The demonstration that expression of FAD-linked mutant PS1 impairs FAT of a subset of membrane proteins in peripheral nerves might also have mechanistic implications for understanding a variant clinical phenotype, termed spastic paraparesis, described in several pedigrees exhibiting early-onset AD caused by mutations in PSEN1, including a PSEN1 variant that lacks exon 9 (PS1ΔE9) (Kwok et al., 1997; Crook et al., 1998; Hiltunen et al., 2000; O'Riordan et al., 2002; Orlacchio et al., 2002; Tabira et al., 2002; Assini et al., 2003; Brooks et al., 2003; Rogaeva et al., 2003; Moretti et al., 2004; Munhoz et al., 2006). Patients with spastic paraparesis exhibit lower limb weakness and hyperreflexia associated with severe degeneration of corticospinal tracts that are among the longest motor and sensory axons in the body (Bruyn, 1992). It is not certain whether corticospinal degeneration is the result of impaired FAT, but it seems noteworthy that a family with autosomal dominant hereditary spastic paraplegia has been described recently in association with loss-of-function mutations in KIF5A (Reid et al., 2002). In addition, a missense mutation in the microtubule-binding domain of dynactin that causes human motor neuron disease (Puls et al., 2003), and dominant mutations in cytoplasmic dynein heavy chain cause motor neuron degeneration in mice (Hafezparast et al., 2003). All of these observations strongly suggest that alterations in regulatory mechanisms for either anterograde or retrograde FAT might play critical roles in the pathogenesis of neurodegenerative diseases (Morfini et al., 2005, 2007).

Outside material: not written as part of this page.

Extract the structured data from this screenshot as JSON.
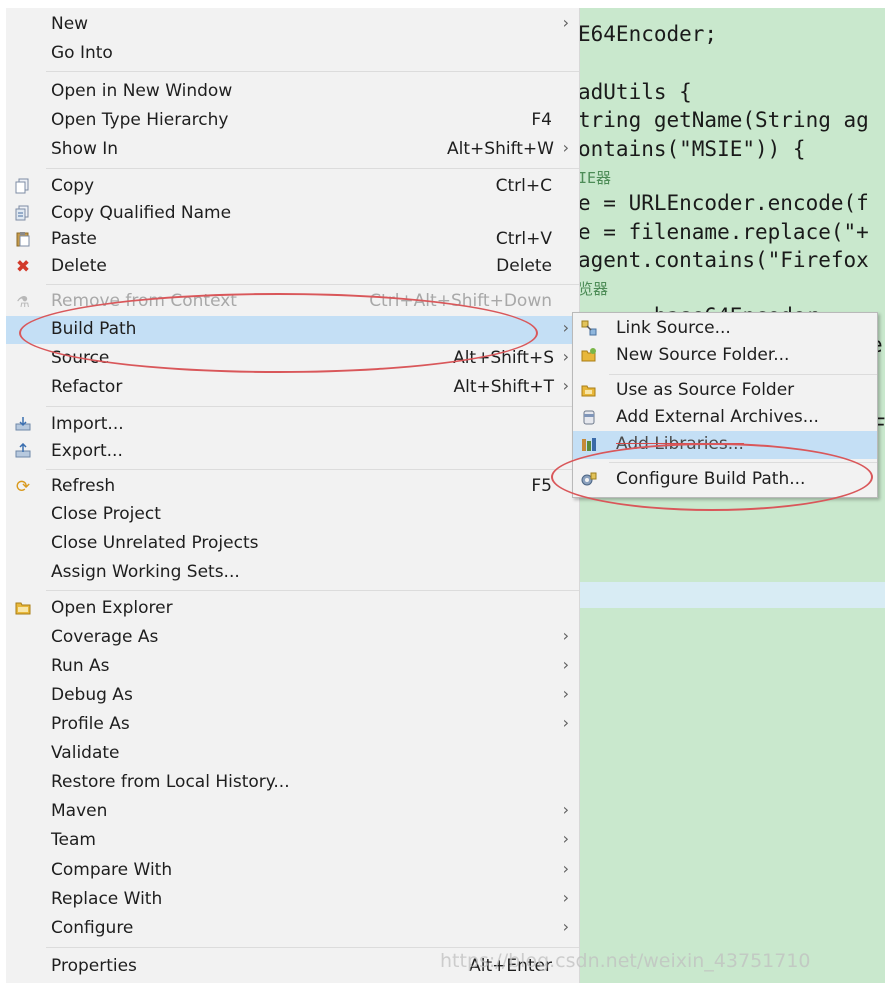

This work was supported by National Institutes of Health Grant AG021494 (S.S.S.), National Institute of Neurological Disorders and Stroke Grants NS23868, NS23320, NS41170, and NS43408 (S.T.B.), the Huntington's Disease Society of America (G.A.M.), Eisai Labs Inc., and Torrey Pines Therapeutics Inc. We thank Evelyn Nwabuisi and Bin Wang for their excellent technical assistance. S.S.S. is a paid consultant of Neuropharma Inc.
Corrections: In the article “Impairments in Fast Axonal Transport and Motor Neuron Deficits in Transgenic Mice Expressing Familial Alzheimer's Disease-Linked Mutant Prsenilin 1” by Orly Lazarov, Gerardo A. Morfini, Gustavo Pigino, Archana Gadadhar, Xiangjun Chen, John Robinson, Hanson Ho, Scott T. Brady, and Sangram S. Sisodia, which appeared on pages 7011–7020 of the June 27, 2007 issue, there as an error in the Acknowledgments footnote. The correct footnote is as follows: “This work was supported by National Institutes of Health Grant AG021494 (S.S.S.), National Institute of Neurological Disorders and Stroke Grants NS23868, NS23320, NS41170, and NS43408 (S.T.B.), and the Huntington's Disease Society of America (G.A.M.). We thank Evelyn Nwabuisi and Bin Wang for their excellent technical assistance. S.S.S. is a paid consultant of Neuropharma Inc., Eisai Labs Inc., and Torrey Pines Therapeutics Inc.”